(Beginning of Information given)

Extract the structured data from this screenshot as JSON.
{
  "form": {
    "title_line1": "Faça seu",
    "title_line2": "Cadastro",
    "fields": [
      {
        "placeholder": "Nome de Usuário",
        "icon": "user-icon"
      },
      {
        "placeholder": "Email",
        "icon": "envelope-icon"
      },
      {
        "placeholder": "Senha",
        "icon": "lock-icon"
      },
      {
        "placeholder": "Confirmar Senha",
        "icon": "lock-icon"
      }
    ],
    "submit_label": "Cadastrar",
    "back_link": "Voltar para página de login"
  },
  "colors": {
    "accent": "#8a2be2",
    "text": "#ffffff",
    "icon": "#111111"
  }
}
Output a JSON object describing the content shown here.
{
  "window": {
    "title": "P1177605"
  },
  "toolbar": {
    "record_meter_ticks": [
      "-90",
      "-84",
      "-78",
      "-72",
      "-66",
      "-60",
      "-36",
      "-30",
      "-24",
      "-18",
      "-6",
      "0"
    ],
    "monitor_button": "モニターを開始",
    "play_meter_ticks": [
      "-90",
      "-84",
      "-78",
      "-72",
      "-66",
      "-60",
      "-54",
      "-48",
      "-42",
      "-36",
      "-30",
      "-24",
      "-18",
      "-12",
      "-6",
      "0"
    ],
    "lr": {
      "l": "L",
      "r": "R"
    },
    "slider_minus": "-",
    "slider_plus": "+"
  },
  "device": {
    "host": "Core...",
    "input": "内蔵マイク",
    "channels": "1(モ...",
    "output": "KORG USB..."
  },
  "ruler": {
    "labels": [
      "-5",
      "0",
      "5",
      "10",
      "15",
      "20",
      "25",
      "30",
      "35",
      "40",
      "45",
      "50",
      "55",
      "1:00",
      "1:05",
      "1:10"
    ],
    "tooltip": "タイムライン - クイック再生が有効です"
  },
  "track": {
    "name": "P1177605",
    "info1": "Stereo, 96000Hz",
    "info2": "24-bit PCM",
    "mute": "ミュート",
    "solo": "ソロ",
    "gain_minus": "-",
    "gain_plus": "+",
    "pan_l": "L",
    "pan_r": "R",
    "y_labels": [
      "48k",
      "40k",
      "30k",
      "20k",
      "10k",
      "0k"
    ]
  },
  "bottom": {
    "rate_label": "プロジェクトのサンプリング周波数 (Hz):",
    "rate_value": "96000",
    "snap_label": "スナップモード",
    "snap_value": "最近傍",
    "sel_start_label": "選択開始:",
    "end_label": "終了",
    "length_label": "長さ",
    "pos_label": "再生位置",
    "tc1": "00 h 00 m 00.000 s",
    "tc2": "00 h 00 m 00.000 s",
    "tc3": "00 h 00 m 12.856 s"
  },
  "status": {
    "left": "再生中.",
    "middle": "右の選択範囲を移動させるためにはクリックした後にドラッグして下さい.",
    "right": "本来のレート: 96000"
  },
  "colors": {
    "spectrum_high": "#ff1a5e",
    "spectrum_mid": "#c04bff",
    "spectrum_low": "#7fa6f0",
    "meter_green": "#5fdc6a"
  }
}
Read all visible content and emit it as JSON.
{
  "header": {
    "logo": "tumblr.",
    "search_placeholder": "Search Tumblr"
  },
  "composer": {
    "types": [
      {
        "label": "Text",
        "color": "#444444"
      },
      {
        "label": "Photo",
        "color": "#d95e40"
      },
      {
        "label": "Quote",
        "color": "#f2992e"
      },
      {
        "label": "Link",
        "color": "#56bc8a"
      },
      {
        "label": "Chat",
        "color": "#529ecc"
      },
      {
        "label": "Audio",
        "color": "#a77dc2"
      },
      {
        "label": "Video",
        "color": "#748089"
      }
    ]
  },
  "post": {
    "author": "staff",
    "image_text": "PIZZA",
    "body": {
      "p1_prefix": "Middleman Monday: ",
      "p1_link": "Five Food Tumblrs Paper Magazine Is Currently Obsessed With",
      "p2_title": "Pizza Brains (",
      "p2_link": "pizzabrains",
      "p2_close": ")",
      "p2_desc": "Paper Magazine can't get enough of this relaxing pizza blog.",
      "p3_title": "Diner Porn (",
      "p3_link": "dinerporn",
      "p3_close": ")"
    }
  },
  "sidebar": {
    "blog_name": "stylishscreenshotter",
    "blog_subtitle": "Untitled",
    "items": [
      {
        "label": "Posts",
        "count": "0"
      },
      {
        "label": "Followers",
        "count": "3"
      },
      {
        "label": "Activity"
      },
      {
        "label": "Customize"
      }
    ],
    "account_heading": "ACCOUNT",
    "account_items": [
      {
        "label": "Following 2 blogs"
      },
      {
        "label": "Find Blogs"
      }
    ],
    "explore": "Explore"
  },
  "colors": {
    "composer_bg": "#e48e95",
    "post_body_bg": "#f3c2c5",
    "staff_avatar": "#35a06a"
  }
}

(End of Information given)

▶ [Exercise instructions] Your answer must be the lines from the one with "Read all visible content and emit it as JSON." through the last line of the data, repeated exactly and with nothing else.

▶ [Task output]
Read all visible content and emit it as JSON.
{
  "header": {
    "logo": "tumblr.",
    "search_placeholder": "Search Tumblr"
  },
  "composer": {
    "types": [
      {
        "label": "Text",
        "color": "#444444"
      },
      {
        "label": "Photo",
        "color": "#d95e40"
      },
      {
        "label": "Quote",
        "color": "#f2992e"
      },
      {
        "label": "Link",
        "color": "#56bc8a"
      },
      {
        "label": "Chat",
        "color": "#529ecc"
      },
      {
        "label": "Audio",
        "color": "#a77dc2"
      },
      {
        "label": "Video",
        "color": "#748089"
      }
    ]
  },
  "post": {
    "author": "staff",
    "image_text": "PIZZA",
    "body": {
      "p1_prefix": "Middleman Monday: ",
      "p1_link": "Five Food Tumblrs Paper Magazine Is Currently Obsessed With",
      "p2_title": "Pizza Brains (",
      "p2_link": "pizzabrains",
      "p2_close": ")",
      "p2_desc": "Paper Magazine can't get enough of this relaxing pizza blog.",
      "p3_title": "Diner Porn (",
      "p3_link": "dinerporn",
      "p3_close": ")"
    }
  },
  "sidebar": {
    "blog_name": "stylishscreenshotter",
    "blog_subtitle": "Untitled",
    "items": [
      {
        "label": "Posts",
        "count": "0"
      },
      {
        "label": "Followers",
        "count": "3"
      },
      {
        "label": "Activity"
      },
      {
        "label": "Customize"
      }
    ],
    "account_heading": "ACCOUNT",
    "account_items": [
      {
        "label": "Following 2 blogs"
      },
      {
        "label": "Find Blogs"
      }
    ],
    "explore": "Explore"
  },
  "colors": {
    "composer_bg": "#e48e95",
    "post_body_bg": "#f3c2c5",
    "staff_avatar": "#35a06a"
  }
}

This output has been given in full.